**ASSIGNMENT**
Word for word, restate all of the data shown below.

**Data about app and page elements**
■ ■ ■ ■ ■

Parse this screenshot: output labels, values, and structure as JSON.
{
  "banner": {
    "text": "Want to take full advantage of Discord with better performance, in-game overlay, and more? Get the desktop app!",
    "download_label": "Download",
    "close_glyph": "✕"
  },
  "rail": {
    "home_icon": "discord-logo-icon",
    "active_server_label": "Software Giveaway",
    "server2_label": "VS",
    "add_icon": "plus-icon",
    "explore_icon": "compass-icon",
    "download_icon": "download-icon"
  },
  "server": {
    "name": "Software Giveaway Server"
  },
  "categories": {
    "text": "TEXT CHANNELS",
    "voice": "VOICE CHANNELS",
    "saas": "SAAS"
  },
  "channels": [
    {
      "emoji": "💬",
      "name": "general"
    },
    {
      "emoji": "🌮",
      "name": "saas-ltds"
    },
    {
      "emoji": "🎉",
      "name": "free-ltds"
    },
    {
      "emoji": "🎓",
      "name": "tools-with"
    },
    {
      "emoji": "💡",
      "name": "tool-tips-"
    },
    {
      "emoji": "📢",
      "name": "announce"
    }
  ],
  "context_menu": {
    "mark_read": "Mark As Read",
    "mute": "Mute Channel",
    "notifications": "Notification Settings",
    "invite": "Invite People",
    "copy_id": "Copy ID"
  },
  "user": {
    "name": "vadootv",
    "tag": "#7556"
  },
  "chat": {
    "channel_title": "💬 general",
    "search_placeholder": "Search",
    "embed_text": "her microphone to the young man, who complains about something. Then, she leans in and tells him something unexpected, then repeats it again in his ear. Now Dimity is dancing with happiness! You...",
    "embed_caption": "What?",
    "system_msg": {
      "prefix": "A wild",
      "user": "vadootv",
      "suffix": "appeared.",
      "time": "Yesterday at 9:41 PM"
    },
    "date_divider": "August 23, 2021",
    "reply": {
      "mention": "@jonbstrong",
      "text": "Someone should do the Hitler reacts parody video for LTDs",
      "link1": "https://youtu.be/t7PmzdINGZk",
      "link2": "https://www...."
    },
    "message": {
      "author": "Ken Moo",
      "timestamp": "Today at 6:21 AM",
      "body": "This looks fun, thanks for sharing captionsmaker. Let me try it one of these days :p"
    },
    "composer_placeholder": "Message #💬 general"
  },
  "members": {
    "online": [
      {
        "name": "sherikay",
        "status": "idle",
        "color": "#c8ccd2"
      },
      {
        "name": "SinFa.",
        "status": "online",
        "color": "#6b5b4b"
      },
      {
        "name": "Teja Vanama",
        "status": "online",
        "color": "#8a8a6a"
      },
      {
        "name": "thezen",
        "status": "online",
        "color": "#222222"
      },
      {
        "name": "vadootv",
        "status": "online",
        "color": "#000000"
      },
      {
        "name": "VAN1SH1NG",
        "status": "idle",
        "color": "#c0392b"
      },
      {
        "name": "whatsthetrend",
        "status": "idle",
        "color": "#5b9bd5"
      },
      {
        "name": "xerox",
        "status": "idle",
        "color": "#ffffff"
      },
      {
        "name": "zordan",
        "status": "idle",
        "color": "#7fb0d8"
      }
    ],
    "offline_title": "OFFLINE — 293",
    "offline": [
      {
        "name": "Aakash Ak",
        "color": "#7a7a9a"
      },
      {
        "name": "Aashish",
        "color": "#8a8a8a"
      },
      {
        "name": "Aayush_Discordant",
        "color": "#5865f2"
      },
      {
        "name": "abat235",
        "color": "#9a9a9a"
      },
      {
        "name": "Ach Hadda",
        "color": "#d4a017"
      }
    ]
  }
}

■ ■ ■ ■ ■

**PROBLEM SOLUTION**
Parse this screenshot: output labels, values, and structure as JSON.
{
  "banner": {
    "text": "Want to take full advantage of Discord with better performance, in-game overlay, and more? Get the desktop app!",
    "download_label": "Download",
    "close_glyph": "✕"
  },
  "rail": {
    "home_icon": "discord-logo-icon",
    "active_server_label": "Software Giveaway",
    "server2_label": "VS",
    "add_icon": "plus-icon",
    "explore_icon": "compass-icon",
    "download_icon": "download-icon"
  },
  "server": {
    "name": "Software Giveaway Server"
  },
  "categories": {
    "text": "TEXT CHANNELS",
    "voice": "VOICE CHANNELS",
    "saas": "SAAS"
  },
  "channels": [
    {
      "emoji": "💬",
      "name": "general"
    },
    {
      "emoji": "🌮",
      "name": "saas-ltds"
    },
    {
      "emoji": "🎉",
      "name": "free-ltds"
    },
    {
      "emoji": "🎓",
      "name": "tools-with"
    },
    {
      "emoji": "💡",
      "name": "tool-tips-"
    },
    {
      "emoji": "📢",
      "name": "announce"
    }
  ],
  "context_menu": {
    "mark_read": "Mark As Read",
    "mute": "Mute Channel",
    "notifications": "Notification Settings",
    "invite": "Invite People",
    "copy_id": "Copy ID"
  },
  "user": {
    "name": "vadootv",
    "tag": "#7556"
  },
  "chat": {
    "channel_title": "💬 general",
    "search_placeholder": "Search",
    "embed_text": "her microphone to the young man, who complains about something. Then, she leans in and tells him something unexpected, then repeats it again in his ear. Now Dimity is dancing with happiness! You...",
    "embed_caption": "What?",
    "system_msg": {
      "prefix": "A wild",
      "user": "vadootv",
      "suffix": "appeared.",
      "time": "Yesterday at 9:41 PM"
    },
    "date_divider": "August 23, 2021",
    "reply": {
      "mention": "@jonbstrong",
      "text": "Someone should do the Hitler reacts parody video for LTDs",
      "link1": "https://youtu.be/t7PmzdINGZk",
      "link2": "https://www...."
    },
    "message": {
      "author": "Ken Moo",
      "timestamp": "Today at 6:21 AM",
      "body": "This looks fun, thanks for sharing captionsmaker. Let me try it one of these days :p"
    },
    "composer_placeholder": "Message #💬 general"
  },
  "members": {
    "online": [
      {
        "name": "sherikay",
        "status": "idle",
        "color": "#c8ccd2"
      },
      {
        "name": "SinFa.",
        "status": "online",
        "color": "#6b5b4b"
      },
      {
        "name": "Teja Vanama",
        "status": "online",
        "color": "#8a8a6a"
      },
      {
        "name": "thezen",
        "status": "online",
        "color": "#222222"
      },
      {
        "name": "vadootv",
        "status": "online",
        "color": "#000000"
      },
      {
        "name": "VAN1SH1NG",
        "status": "idle",
        "color": "#c0392b"
      },
      {
        "name": "whatsthetrend",
        "status": "idle",
        "color": "#5b9bd5"
      },
      {
        "name": "xerox",
        "status": "idle",
        "color": "#ffffff"
      },
      {
        "name": "zordan",
        "status": "idle",
        "color": "#7fb0d8"
      }
    ],
    "offline_title": "OFFLINE — 293",
    "offline": [
      {
        "name": "Aakash Ak",
        "color": "#7a7a9a"
      },
      {
        "name": "Aashish",
        "color": "#8a8a8a"
      },
      {
        "name": "Aayush_Discordant",
        "color": "#5865f2"
      },
      {
        "name": "abat235",
        "color": "#9a9a9a"
      },
      {
        "name": "Ach Hadda",
        "color": "#d4a017"
      }
    ]
  }
}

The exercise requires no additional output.